[Start of section]

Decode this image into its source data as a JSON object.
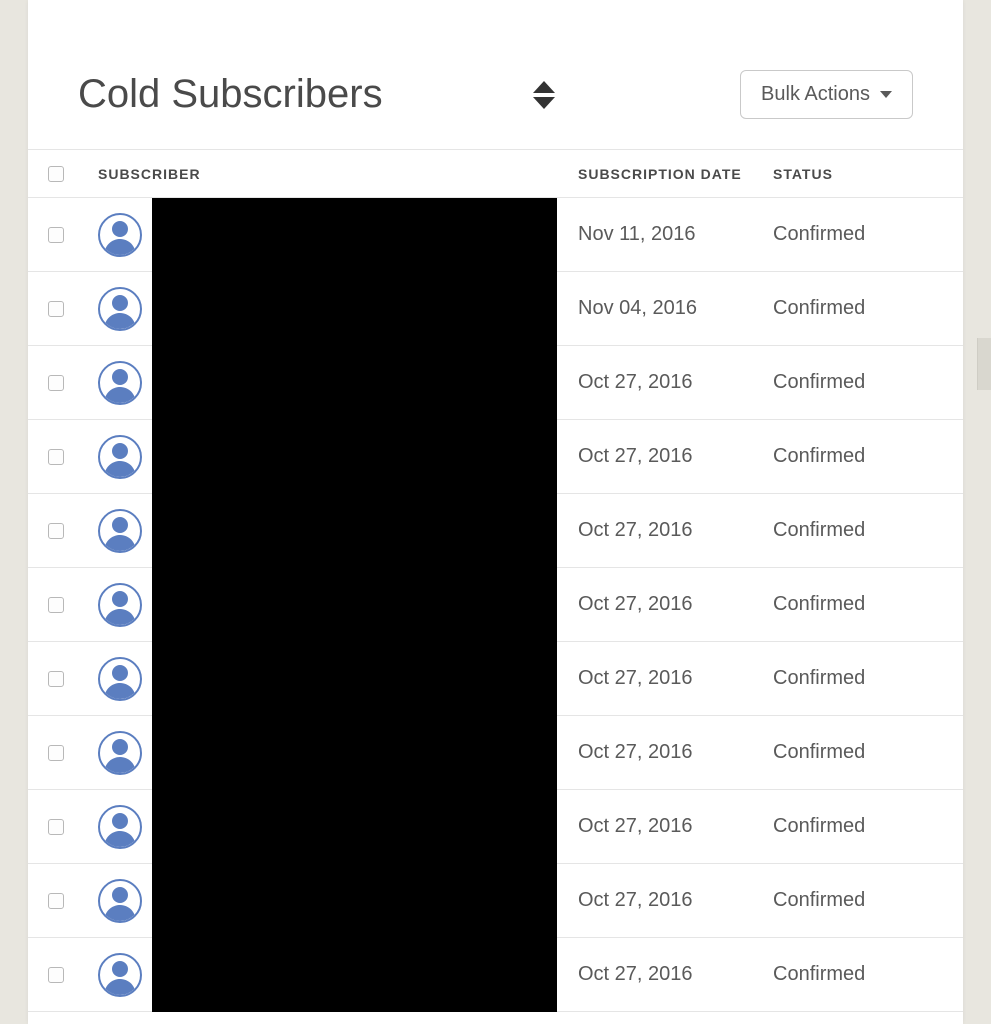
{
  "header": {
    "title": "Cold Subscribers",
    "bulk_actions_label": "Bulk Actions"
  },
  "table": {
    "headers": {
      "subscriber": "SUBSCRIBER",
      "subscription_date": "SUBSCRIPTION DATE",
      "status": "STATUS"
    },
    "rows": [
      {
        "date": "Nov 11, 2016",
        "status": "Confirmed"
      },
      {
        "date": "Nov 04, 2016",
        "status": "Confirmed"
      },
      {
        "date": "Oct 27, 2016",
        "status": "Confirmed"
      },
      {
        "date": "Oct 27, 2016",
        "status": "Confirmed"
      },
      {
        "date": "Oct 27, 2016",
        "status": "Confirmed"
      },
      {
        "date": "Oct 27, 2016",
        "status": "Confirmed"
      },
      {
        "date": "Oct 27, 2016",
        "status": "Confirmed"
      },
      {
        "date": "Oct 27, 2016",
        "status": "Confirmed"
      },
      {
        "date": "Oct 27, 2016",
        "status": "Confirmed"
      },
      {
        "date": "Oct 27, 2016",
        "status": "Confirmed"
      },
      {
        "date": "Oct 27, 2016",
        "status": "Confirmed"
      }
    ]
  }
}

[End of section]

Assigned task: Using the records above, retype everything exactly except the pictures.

Reply:
Decode this image into its source data as a JSON object.
{
  "header": {
    "title": "Cold Subscribers",
    "bulk_actions_label": "Bulk Actions"
  },
  "table": {
    "headers": {
      "subscriber": "SUBSCRIBER",
      "subscription_date": "SUBSCRIPTION DATE",
      "status": "STATUS"
    },
    "rows": [
      {
        "date": "Nov 11, 2016",
        "status": "Confirmed"
      },
      {
        "date": "Nov 04, 2016",
        "status": "Confirmed"
      },
      {
        "date": "Oct 27, 2016",
        "status": "Confirmed"
      },
      {
        "date": "Oct 27, 2016",
        "status": "Confirmed"
      },
      {
        "date": "Oct 27, 2016",
        "status": "Confirmed"
      },
      {
        "date": "Oct 27, 2016",
        "status": "Confirmed"
      },
      {
        "date": "Oct 27, 2016",
        "status": "Confirmed"
      },
      {
        "date": "Oct 27, 2016",
        "status": "Confirmed"
      },
      {
        "date": "Oct 27, 2016",
        "status": "Confirmed"
      },
      {
        "date": "Oct 27, 2016",
        "status": "Confirmed"
      },
      {
        "date": "Oct 27, 2016",
        "status": "Confirmed"
      }
    ]
  }
}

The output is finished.